**Prompt**
Please print the records below word for word.

**Material shown**
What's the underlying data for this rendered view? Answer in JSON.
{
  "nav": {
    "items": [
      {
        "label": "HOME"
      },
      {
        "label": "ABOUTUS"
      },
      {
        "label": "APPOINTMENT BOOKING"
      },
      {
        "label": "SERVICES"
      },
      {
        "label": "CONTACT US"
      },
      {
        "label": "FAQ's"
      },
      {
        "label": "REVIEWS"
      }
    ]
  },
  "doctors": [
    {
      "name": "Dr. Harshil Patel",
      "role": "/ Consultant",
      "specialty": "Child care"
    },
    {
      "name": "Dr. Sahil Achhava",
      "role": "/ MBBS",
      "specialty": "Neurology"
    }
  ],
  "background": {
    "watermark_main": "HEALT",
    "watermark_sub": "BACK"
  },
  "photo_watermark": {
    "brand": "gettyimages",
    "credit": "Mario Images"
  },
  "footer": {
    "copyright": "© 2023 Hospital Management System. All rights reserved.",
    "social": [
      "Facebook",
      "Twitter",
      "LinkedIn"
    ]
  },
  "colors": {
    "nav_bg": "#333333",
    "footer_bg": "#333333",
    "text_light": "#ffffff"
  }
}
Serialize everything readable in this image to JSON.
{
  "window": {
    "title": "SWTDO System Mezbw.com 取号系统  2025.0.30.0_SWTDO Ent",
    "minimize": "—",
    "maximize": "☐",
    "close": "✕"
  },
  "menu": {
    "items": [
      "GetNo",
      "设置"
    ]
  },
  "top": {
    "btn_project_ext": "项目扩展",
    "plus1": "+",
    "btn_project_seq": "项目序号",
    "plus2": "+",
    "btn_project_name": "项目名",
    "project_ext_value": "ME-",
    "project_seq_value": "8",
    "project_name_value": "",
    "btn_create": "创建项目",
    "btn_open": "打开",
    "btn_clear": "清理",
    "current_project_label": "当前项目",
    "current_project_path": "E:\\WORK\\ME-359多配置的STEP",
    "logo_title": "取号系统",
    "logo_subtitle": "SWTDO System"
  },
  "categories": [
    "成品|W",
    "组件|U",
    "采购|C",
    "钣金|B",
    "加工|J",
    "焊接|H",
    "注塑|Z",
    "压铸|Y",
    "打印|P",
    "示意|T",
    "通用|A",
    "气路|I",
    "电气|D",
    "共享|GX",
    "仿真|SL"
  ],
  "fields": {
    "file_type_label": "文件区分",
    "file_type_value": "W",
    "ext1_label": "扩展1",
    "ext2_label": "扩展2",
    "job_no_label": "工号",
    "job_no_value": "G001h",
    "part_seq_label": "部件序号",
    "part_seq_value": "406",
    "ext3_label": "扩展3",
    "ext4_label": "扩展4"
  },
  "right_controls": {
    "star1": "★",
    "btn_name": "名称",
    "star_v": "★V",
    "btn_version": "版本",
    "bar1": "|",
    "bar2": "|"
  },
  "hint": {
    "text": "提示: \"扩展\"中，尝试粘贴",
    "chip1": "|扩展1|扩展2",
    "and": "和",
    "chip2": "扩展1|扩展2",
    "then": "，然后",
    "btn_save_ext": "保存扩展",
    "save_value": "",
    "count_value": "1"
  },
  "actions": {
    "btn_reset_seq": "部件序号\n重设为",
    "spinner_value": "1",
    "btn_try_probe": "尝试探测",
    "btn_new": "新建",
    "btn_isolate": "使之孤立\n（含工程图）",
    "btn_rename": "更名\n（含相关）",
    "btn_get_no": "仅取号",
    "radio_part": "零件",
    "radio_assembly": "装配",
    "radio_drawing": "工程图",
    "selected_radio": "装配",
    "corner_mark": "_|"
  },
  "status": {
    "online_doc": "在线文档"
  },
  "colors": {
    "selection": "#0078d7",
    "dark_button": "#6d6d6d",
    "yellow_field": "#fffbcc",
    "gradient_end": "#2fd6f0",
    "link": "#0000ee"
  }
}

**Written reply**
What's the underlying data for this rendered view? Answer in JSON.
{
  "nav": {
    "items": [
      {
        "label": "HOME"
      },
      {
        "label": "ABOUTUS"
      },
      {
        "label": "APPOINTMENT BOOKING"
      },
      {
        "label": "SERVICES"
      },
      {
        "label": "CONTACT US"
      },
      {
        "label": "FAQ's"
      },
      {
        "label": "REVIEWS"
      }
    ]
  },
  "doctors": [
    {
      "name": "Dr. Harshil Patel",
      "role": "/ Consultant",
      "specialty": "Child care"
    },
    {
      "name": "Dr. Sahil Achhava",
      "role": "/ MBBS",
      "specialty": "Neurology"
    }
  ],
  "background": {
    "watermark_main": "HEALT",
    "watermark_sub": "BACK"
  },
  "photo_watermark": {
    "brand": "gettyimages",
    "credit": "Mario Images"
  },
  "footer": {
    "copyright": "© 2023 Hospital Management System. All rights reserved.",
    "social": [
      "Facebook",
      "Twitter",
      "LinkedIn"
    ]
  },
  "colors": {
    "nav_bg": "#333333",
    "footer_bg": "#333333",
    "text_light": "#ffffff"
  }
}
Serialize everything readable in this image to JSON.
{
  "window": {
    "title": "SWTDO System Mezbw.com 取号系统  2025.0.30.0_SWTDO Ent",
    "minimize": "—",
    "maximize": "☐",
    "close": "✕"
  },
  "menu": {
    "items": [
      "GetNo",
      "设置"
    ]
  },
  "top": {
    "btn_project_ext": "项目扩展",
    "plus1": "+",
    "btn_project_seq": "项目序号",
    "plus2": "+",
    "btn_project_name": "项目名",
    "project_ext_value": "ME-",
    "project_seq_value": "8",
    "project_name_value": "",
    "btn_create": "创建项目",
    "btn_open": "打开",
    "btn_clear": "清理",
    "current_project_label": "当前项目",
    "current_project_path": "E:\\WORK\\ME-359多配置的STEP",
    "logo_title": "取号系统",
    "logo_subtitle": "SWTDO System"
  },
  "categories": [
    "成品|W",
    "组件|U",
    "采购|C",
    "钣金|B",
    "加工|J",
    "焊接|H",
    "注塑|Z",
    "压铸|Y",
    "打印|P",
    "示意|T",
    "通用|A",
    "气路|I",
    "电气|D",
    "共享|GX",
    "仿真|SL"
  ],
  "fields": {
    "file_type_label": "文件区分",
    "file_type_value": "W",
    "ext1_label": "扩展1",
    "ext2_label": "扩展2",
    "job_no_label": "工号",
    "job_no_value": "G001h",
    "part_seq_label": "部件序号",
    "part_seq_value": "406",
    "ext3_label": "扩展3",
    "ext4_label": "扩展4"
  },
  "right_controls": {
    "star1": "★",
    "btn_name": "名称",
    "star_v": "★V",
    "btn_version": "版本",
    "bar1": "|",
    "bar2": "|"
  },
  "hint": {
    "text": "提示: \"扩展\"中，尝试粘贴",
    "chip1": "|扩展1|扩展2",
    "and": "和",
    "chip2": "扩展1|扩展2",
    "then": "，然后",
    "btn_save_ext": "保存扩展",
    "save_value": "",
    "count_value": "1"
  },
  "actions": {
    "btn_reset_seq": "部件序号\n重设为",
    "spinner_value": "1",
    "btn_try_probe": "尝试探测",
    "btn_new": "新建",
    "btn_isolate": "使之孤立\n（含工程图）",
    "btn_rename": "更名\n（含相关）",
    "btn_get_no": "仅取号",
    "radio_part": "零件",
    "radio_assembly": "装配",
    "radio_drawing": "工程图",
    "selected_radio": "装配",
    "corner_mark": "_|"
  },
  "status": {
    "online_doc": "在线文档"
  },
  "colors": {
    "selection": "#0078d7",
    "dark_button": "#6d6d6d",
    "yellow_field": "#fffbcc",
    "gradient_end": "#2fd6f0",
    "link": "#0000ee"
  }
}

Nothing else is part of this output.